FIVE men have been jailed for a sledgehammer raid on a jewellers.
After sentencing the men on Monday at Ipswich Crown Court, Judge David Goodin singled out two members of public for praise for the way they had tackled the robbers.
The gang used sledgehammers to shatter display cases at Thurlow Champness, in Abbeygate Street, Bury St Edmunds, on February 28, 2011. They grabbed Rolex watches worth more than £23,000, but then fled empty handed after pensioner Mike Graver snatched their bag.
The gang had travelled from Islington, London, to carry out the raid after first checking out their intended target, said prosecutor Andrew Shaw.
They used a hired van to transport two stolen scooters to Suffolk and travelled in convoy with two getaway cars which gathered at a parking area in Long Brackland. Bury.
Half an hour later the two scooters raced up to Thurlow Champness in Abbeygate Street and one was used to batter open the electronically controlled front door, allowing two pillion passengers with sledgehammers to get inside.
Staff at the shop and members of the public who witnessed the robbery were left in a state of ‘fear, shock and distress’, Mr Shaw said, and significant damage was done to the shop.
After fleeing empty handed, the men abandoned the scooters in an alleyway off Long Brackland. Their getaway cars, parked in Tayfen Road, were used to return to London where the men were arrested over five months.
Mr Shaw said CCTV images, the statements of witnesses and mobile phone records had proved vital in tracking down the robbers.
Images had been recovered of gang member George Paget buying the two sledgehammers at a Homebase store in London while automatic number plate recognition cameras had allowed police to trace the movement of the robbers’ vehicles to and from Suffolk.
Dean Armstrong, 21, of HMP Norwich, Charlie Kavanagh, 21, of Western Way, London, George Paget, 20, of Roden Street, London and Jed McDonald, 22, of Molyneux Avenue, Bovingdon, pleaded guilty to conspiracy to commit robbery. Dwayne March, 34, of Dewey Road, Islington, was convicted of the same offence earlier this year.
Armstrong and Paget had also pleaded guilty to a similar offence in Ipswich last June.
Marsh, Kavanagh and McDonald were each jailed for six years and Armstrong and Paget for nine.
Sentencing the five men, Judge David Goodin told them: “These were carefully planned and violent robberies of jewellers premises in busy shopping streets of provincial county towns.”
Judge Goodin rejected defence claims that the robberies at Bury St Edmunds and Ipswich had not been professionally planned.
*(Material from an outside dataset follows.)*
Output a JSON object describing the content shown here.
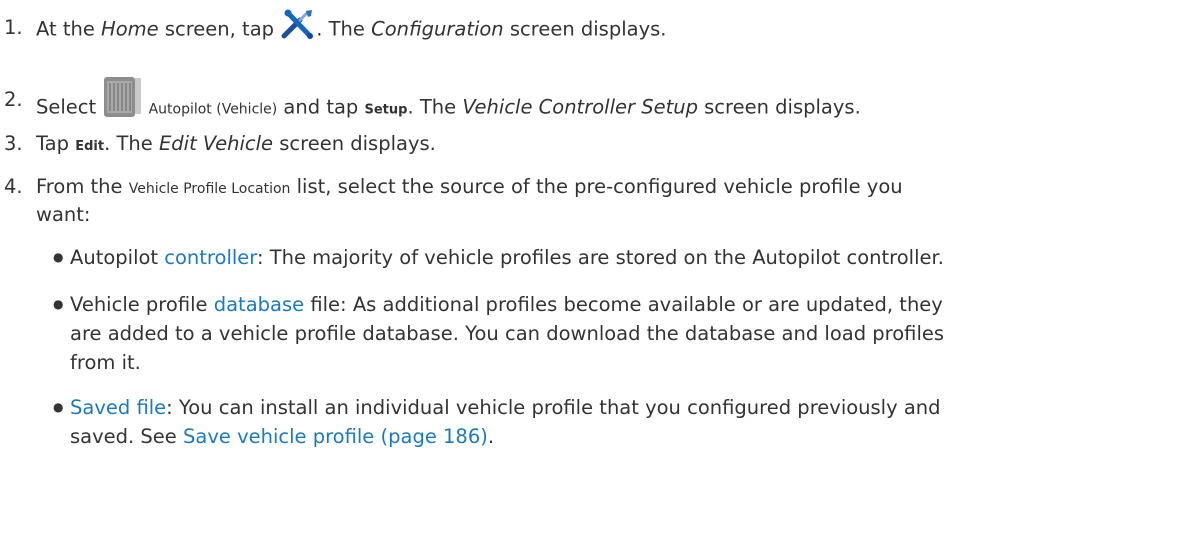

He said: “The previous planning and theft of vehicles used in these robberies, the reconnaissance in each case, the sudden hit and run at the targeted premises are the hallmarks of a professionally planned commercial robbery which each of these was.”